Occupational Medicine aims to prevent accidents and occupational diseases and the humanization of the work process.
"I see you (co-workers) more than my family". In fact, this is a reality for many in Brazil. On average, Brazilians spend more than eight hours a day working, that is, more than 1/3 of the day. Not counting the time spent traveling. Therefore, the Occupational Medicine grows more and more to serve these individuals and provide a better way to work without physical or mental exhaustion.
According to the coordinator of the Post-graduation in Occupational Medicine at IBCMED College, Master Jacques Vissoky, it is a very peculiar medical specialty. “It aims not only at service to people who develop diseases eventually resulting from their professional activities, but also act in the prophylaxis of problems (mainly through collective and individual preventive measures). Besides, it can act in the reintegration and professional rehabilitation of that worker who, for some labor or extra-labor reason, innate or acquired, developed some type of disability or limitation”, explained Vissoky.

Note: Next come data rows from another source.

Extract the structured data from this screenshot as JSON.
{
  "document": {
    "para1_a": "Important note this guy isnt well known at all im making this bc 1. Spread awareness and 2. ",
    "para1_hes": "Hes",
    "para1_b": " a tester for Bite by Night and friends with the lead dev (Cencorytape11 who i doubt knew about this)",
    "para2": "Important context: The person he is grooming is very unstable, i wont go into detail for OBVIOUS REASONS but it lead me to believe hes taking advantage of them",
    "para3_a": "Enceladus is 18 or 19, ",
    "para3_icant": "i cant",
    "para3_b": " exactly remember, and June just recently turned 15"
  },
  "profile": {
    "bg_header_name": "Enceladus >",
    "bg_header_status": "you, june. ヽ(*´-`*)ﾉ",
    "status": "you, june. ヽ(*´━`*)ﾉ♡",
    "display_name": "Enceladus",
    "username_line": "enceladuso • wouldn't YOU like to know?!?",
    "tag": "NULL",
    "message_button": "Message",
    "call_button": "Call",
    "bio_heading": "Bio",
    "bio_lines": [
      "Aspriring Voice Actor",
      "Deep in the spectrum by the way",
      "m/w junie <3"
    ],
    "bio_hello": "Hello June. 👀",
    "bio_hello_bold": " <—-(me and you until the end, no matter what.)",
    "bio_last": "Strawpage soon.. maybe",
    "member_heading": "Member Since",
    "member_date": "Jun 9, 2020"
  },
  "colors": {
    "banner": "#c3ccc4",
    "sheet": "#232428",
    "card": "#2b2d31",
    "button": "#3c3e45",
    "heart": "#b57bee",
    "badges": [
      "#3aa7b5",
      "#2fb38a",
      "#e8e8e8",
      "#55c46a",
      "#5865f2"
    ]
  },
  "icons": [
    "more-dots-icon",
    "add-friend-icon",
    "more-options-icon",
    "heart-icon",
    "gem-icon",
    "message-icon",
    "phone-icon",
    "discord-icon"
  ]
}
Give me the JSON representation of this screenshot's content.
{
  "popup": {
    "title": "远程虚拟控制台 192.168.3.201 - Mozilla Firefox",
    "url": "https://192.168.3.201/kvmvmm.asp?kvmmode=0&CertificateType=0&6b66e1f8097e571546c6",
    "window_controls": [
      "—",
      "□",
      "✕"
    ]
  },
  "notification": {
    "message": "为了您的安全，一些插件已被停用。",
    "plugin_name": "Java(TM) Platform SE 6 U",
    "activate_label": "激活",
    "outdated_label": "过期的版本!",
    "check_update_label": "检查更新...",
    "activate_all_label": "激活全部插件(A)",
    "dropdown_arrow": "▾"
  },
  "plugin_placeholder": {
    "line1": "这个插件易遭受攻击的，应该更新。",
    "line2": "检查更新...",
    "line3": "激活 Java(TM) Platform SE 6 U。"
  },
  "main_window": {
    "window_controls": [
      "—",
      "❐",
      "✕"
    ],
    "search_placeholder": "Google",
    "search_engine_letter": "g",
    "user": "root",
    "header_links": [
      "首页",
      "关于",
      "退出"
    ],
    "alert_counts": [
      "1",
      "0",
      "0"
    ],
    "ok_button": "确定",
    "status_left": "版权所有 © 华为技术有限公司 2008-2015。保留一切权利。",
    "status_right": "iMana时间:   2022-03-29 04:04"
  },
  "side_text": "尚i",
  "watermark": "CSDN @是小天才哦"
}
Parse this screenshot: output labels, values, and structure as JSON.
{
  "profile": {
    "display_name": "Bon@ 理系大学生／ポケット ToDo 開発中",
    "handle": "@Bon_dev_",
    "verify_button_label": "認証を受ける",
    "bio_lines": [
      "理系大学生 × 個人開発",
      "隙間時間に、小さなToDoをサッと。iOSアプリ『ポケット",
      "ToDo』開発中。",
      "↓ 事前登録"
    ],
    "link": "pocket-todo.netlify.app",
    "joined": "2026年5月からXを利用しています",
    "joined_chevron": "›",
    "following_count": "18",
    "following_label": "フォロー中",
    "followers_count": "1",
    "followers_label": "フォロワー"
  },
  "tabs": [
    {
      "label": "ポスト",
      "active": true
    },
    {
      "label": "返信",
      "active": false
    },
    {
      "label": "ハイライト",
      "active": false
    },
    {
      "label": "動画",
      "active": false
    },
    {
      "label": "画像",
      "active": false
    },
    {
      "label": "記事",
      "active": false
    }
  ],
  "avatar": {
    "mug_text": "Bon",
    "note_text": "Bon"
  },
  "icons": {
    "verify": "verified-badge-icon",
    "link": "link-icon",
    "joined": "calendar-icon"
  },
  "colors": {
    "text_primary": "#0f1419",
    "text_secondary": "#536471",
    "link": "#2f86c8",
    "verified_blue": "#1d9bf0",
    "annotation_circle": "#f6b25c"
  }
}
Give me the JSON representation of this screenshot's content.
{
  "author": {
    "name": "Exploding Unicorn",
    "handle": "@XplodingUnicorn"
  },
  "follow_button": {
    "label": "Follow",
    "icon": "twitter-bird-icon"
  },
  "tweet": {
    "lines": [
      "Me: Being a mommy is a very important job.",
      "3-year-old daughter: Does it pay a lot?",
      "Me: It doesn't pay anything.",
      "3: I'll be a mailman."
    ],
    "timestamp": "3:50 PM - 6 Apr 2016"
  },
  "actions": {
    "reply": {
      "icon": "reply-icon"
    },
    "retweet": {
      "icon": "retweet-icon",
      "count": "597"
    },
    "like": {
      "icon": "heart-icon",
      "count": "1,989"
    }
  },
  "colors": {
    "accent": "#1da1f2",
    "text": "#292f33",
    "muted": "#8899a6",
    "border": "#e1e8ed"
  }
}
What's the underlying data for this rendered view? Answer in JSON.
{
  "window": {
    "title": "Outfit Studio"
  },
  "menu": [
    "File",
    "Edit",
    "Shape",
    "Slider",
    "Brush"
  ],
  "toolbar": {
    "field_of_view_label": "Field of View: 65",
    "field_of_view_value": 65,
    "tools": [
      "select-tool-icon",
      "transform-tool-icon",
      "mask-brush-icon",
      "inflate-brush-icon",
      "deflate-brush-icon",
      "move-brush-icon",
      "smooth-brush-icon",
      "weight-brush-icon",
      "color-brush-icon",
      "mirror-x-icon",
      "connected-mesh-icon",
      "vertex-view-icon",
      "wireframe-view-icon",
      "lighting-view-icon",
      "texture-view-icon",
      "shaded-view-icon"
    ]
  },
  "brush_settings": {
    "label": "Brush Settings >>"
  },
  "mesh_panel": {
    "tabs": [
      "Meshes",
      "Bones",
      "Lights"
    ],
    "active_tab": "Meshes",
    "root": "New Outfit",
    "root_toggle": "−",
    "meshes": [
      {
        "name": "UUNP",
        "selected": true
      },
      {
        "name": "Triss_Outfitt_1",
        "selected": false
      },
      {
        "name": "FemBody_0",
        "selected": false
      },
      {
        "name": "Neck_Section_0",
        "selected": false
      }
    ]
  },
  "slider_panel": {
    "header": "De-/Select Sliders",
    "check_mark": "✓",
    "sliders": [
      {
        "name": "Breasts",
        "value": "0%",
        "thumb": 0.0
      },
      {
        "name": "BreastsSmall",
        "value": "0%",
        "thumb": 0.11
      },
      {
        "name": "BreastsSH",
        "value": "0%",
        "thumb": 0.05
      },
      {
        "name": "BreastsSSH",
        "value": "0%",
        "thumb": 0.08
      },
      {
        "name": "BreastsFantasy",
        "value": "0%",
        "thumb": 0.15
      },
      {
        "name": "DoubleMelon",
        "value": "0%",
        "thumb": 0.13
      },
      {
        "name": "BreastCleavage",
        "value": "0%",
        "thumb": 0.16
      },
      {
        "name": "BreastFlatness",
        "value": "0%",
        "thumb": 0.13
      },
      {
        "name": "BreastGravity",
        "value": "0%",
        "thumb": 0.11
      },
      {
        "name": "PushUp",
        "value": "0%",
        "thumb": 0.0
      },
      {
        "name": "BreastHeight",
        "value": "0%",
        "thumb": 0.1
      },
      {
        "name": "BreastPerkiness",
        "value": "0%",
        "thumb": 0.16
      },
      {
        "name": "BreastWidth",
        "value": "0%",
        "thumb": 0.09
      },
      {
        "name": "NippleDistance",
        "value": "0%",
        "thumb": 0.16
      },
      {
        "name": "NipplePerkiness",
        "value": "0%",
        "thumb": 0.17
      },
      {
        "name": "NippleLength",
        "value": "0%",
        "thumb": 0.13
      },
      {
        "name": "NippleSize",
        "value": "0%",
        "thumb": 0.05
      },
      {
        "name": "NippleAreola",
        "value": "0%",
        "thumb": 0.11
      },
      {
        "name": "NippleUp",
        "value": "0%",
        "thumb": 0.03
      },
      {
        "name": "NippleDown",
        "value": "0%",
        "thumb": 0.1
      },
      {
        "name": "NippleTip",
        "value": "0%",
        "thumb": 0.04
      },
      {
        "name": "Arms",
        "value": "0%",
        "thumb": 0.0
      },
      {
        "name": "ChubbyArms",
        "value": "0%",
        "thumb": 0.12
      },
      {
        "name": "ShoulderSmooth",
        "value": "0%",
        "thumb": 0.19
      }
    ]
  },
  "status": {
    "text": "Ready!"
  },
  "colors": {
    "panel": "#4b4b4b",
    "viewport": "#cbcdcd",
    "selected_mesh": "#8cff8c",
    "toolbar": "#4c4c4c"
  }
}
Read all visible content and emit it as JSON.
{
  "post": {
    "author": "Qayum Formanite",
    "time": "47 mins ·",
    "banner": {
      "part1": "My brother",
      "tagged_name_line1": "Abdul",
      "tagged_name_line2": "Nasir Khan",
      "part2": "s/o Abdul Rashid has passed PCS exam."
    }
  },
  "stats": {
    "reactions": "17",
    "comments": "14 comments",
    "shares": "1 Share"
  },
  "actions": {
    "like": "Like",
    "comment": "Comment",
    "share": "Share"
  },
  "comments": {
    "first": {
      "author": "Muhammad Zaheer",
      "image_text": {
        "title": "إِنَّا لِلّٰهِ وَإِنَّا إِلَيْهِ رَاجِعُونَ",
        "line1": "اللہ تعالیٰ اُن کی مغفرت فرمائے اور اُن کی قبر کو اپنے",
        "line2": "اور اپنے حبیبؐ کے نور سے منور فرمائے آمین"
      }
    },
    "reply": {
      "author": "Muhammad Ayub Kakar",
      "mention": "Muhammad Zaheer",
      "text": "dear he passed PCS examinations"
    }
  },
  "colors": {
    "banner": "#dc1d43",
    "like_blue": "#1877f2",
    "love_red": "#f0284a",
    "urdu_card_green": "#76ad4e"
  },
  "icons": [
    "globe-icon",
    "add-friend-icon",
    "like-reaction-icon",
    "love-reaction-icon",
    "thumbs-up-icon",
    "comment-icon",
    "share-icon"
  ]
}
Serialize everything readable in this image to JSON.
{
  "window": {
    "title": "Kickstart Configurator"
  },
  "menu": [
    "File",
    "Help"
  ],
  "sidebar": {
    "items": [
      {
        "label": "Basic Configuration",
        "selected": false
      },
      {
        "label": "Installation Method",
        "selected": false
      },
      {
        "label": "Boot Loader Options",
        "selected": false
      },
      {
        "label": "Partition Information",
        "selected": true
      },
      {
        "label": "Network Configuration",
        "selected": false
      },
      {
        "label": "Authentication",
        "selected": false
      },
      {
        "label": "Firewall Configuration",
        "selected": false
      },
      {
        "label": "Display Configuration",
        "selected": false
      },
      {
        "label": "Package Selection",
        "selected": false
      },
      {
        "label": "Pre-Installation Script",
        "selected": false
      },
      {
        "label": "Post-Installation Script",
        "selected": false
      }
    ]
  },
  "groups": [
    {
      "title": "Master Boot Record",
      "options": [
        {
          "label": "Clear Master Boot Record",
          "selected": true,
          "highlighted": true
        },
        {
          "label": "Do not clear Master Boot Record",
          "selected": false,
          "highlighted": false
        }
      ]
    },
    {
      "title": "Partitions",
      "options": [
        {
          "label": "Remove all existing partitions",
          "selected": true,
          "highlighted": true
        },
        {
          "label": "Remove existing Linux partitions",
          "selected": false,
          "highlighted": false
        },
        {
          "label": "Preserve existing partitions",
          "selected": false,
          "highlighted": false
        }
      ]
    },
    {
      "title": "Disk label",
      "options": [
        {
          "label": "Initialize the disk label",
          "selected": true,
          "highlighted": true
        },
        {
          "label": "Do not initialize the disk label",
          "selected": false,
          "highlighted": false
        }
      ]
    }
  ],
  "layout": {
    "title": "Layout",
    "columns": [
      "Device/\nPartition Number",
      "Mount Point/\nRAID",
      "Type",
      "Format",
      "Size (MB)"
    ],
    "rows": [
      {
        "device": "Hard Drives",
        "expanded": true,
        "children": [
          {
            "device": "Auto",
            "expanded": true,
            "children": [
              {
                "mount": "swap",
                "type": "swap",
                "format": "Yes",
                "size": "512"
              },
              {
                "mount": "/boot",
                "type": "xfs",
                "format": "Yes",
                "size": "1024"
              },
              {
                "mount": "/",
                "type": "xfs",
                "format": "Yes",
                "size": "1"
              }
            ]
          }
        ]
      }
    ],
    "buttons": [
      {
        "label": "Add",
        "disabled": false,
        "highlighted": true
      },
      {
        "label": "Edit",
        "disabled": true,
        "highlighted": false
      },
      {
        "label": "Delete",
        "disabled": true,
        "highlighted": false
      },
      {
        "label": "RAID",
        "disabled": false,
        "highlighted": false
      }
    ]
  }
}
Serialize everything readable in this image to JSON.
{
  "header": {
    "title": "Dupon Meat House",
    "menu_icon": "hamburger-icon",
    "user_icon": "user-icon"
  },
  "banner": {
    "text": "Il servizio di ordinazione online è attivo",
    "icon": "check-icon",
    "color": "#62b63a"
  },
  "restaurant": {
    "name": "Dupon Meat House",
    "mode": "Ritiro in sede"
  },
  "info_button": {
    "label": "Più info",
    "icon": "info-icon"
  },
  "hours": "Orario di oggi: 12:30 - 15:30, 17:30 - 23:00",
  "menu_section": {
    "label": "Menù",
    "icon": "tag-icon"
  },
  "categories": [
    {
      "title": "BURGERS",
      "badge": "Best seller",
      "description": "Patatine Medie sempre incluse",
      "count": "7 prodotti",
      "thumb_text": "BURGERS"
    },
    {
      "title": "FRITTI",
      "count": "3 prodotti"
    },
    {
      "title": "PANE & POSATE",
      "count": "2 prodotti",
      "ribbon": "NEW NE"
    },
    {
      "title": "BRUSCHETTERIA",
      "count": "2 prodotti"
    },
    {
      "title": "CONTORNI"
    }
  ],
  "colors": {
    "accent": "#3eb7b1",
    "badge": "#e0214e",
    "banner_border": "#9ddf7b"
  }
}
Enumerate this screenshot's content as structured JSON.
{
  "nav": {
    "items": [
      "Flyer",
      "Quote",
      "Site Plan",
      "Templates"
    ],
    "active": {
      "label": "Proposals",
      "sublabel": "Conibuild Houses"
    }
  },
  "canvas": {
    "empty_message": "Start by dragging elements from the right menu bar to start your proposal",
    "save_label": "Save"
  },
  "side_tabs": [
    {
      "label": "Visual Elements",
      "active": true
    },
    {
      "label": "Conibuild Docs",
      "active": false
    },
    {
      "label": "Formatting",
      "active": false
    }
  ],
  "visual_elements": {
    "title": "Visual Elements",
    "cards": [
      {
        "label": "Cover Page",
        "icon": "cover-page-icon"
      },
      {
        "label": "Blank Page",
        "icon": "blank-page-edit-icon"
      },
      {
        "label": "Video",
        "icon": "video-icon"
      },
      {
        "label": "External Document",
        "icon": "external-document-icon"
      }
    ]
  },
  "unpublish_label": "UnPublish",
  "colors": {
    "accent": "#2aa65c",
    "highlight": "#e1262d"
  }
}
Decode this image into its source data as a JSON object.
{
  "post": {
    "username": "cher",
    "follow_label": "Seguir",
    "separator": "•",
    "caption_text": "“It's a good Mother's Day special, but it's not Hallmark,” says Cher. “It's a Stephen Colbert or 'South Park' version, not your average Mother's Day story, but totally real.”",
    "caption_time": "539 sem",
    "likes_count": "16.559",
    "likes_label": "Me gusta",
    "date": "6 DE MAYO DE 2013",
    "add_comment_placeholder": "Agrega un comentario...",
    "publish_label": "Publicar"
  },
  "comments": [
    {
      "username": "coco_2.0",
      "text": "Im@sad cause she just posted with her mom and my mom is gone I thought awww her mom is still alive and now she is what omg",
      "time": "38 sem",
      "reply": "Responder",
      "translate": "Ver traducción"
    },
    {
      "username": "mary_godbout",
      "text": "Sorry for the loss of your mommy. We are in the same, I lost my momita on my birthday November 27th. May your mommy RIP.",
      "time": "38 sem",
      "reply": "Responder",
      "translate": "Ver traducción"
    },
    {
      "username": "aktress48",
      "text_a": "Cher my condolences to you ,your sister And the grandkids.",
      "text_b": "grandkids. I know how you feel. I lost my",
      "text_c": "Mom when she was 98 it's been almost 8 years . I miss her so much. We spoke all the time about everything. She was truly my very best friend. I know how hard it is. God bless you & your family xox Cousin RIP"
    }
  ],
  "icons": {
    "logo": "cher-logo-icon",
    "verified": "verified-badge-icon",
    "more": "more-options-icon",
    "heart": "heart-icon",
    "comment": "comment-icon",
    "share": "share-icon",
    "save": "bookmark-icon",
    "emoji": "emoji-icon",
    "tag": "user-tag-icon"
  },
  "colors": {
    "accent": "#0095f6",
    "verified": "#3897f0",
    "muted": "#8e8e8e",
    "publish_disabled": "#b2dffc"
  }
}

People with disabilities in the labor market
In the last 5 years, according to the Ministry of Labour, there has been an increase of 20% in the insertion of professionals with disabilities in the job market. Therefore, companies need to be monitored to insert these professionals in the team.
Today, companies with 100 or more employees need to have 2% to 5% of professionals with disabilities. In this way, the government intends to increase social inclusion in the labor market.
Humanization of the work routine
Master Jacques Vissoky explains that there are three parties involved: the worker, who performs the task and receives remuneration for doing so; the employer, who pays for the activity and takes charge of selling the good or service; and the legislative, governmental and judicial bodies, from which the legal framework, inspection, and legal measures emanate to ensure dignified and safe working conditions. “It is essential to remember that, behind legislative, executive or judicial decisions, there are one or more people involved. In the same way, Occupational Medicine professionals seek, through their interventions, greater humanization in work processes ”, said the coordinator.
A team to care for the well-being of the worker
According to the coordinator of the Graduate Program in Occupational Medicine at IBCMED, the current health concept not only involves the absence of disease, and the individual's biopsychosocial well-being has repercussions not only in the family, but also has implications for the whole society.
Thus, the combined efforts of the various professionals involved, such as doctors, nurses, engineers and safety technicians, HR personnel and many others, will guarantee the correct application of the current protective legislation, together with the proactivity in encouraging the creation and maintenance of preventive and protective strategies. “Finally, no less relevant, is the workers' awareness that their health depends, fundamentally, on their attitudes, choices, and interactions with their colleagues, managers and the environment”, said Vissoky.